EL GATO NEGRO AND THE NORTH
In a faded yellow green
Made alive a worldly wonder
Often told but never seen
A brief but very pleasant visit to the North last weekend to visit my friends Bapi and Rosie and their son in the town of Sowerby Bridge. The town lies to the West of Leeds on the way to Manchester. It’s all dark satanic mills in this part of the country, already or soon to be, converted into flats, restaurants etc. but by the time you’ve left Halifax you start seeing more of the rugged countryside of the Calder Valley. And very attractive it is too.
I had the luxury of being picked up from the station and whisked to El Gato Negro in Ripponden. A tapas restaurant in a small village in West Yorkshire ? Well why not especially if it’s as good as this one – a great place for relaxing, eating and drinking.
Service from Chris Williams and his FOH team was relaxed but very professional – the timing of everything was spot on. What I enjoyed most about the food was the freshness of the ingredients and the sympathetic and light hand in their preparation by Chef Simon Shaw. As a result everything is very clean tasting – none of the combinations jar. There’s a real generosity of spirit and love of food here.
I had to start with Jamon, it’s the First Law of Dos Hermanos. Silky slices of Jamon Iberico, the most expensive item on the men, were correctly cut wafer thin. They were also served a quantity that makes the amount you receive in London look very silly indeed. Similarly, the Pimientos de Padron, blistered and with a generous sprinkling of rock salt, were not crazily overpriced.

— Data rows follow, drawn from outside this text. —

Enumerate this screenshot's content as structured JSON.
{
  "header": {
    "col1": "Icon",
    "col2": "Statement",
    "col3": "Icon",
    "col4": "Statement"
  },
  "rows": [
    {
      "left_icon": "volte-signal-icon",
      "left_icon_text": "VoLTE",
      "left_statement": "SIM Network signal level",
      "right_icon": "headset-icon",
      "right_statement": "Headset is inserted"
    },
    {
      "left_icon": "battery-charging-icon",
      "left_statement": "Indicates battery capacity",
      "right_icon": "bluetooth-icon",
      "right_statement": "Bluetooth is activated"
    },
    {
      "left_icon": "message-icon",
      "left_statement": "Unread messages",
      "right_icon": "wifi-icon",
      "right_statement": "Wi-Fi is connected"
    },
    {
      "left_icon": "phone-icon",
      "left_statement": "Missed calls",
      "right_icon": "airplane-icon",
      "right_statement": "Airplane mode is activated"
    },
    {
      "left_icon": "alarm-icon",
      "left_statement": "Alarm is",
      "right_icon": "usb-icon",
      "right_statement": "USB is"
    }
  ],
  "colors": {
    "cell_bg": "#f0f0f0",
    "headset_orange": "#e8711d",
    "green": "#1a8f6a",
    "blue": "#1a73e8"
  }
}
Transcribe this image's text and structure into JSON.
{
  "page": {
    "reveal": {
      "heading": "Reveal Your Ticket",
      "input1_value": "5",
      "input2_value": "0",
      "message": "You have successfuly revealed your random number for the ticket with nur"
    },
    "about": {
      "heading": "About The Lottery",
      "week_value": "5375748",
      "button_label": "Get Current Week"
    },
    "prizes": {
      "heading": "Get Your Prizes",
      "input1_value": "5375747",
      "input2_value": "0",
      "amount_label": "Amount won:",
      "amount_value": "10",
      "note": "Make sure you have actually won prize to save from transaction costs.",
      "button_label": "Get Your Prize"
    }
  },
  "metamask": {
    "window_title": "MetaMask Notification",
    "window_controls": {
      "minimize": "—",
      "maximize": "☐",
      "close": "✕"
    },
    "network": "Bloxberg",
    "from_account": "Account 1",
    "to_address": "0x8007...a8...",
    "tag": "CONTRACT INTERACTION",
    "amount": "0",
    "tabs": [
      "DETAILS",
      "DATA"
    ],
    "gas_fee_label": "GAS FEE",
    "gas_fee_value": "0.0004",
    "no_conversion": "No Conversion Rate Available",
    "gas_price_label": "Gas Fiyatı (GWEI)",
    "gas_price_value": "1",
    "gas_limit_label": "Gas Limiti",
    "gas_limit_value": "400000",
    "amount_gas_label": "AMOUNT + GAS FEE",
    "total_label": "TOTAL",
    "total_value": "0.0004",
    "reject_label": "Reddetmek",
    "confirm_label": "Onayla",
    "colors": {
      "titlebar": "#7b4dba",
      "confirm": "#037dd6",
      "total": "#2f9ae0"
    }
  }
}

And there was more. Little croquettas of mushroom and spinach were greaseless with creamy insides. Nicely seared chunks of Foie Gras were cleverly paired with little French Toasts and some caramelised slivers of Mango to contrast in taste and texture with the richness of the liver. Accurately cooked Monkfish came with sweet-tasting Clams and some Asturian Beans creating a mini-fabada..
I nicked some of the bairn’s tortilla (that’s right I took a child’s food to satisfy my own greediness – shameful I know) which had a little spice mixture added to give a taste of North Africa that reminded me of Moro when they were good (that’ll be about ten years ago then). Rabo de Toro was as good as I had in Cordoba a few months ago. The most ‘cheffy’ of the dishes but no less enjoyable were Scallops which sat on a little risotto and which were topped with a paprika foam.
The chef is obviously looking to develop the menu and is not afraid of trying different combinations. We were comped a new dish to try: Onglet with Patatas a lo Pobre. So we had what is essentially a popular French cut of Beef, grilled, rested then sliced and strewn with a little mess of potatoes and peppers. Onglet has a really deep beefy flavour and the combination worked very well.
At the end of the meal I was full but not bloated so I was a little disappointed that I didn’t order the Ice Cream made from Tim Taylors. Maybe next time.
The next few hours were an enjoyable blur as we had a little break then tried out a couple of pubs in the area. There was more food – of course there was – but this time cooked by Bapi and Rosie. A Lamb curry with spiced Potatoes after we got back from the pub, Devilled Kidneys with Fried Duck Egg (from the book of St Hugh of Whittingstall) for breakfast.
Afterwards, I managed a bracing walk which involved a hill (booo) but which ended at another pub (hurrah). In this neck of the woods that usually means a roaring fire, a glorious view and most importantly of all a well kept pint of the aforementioned Tim Taylors. It’s definitely not Grim Up North any more – blimey, I might even be persuaded to buy a place up here.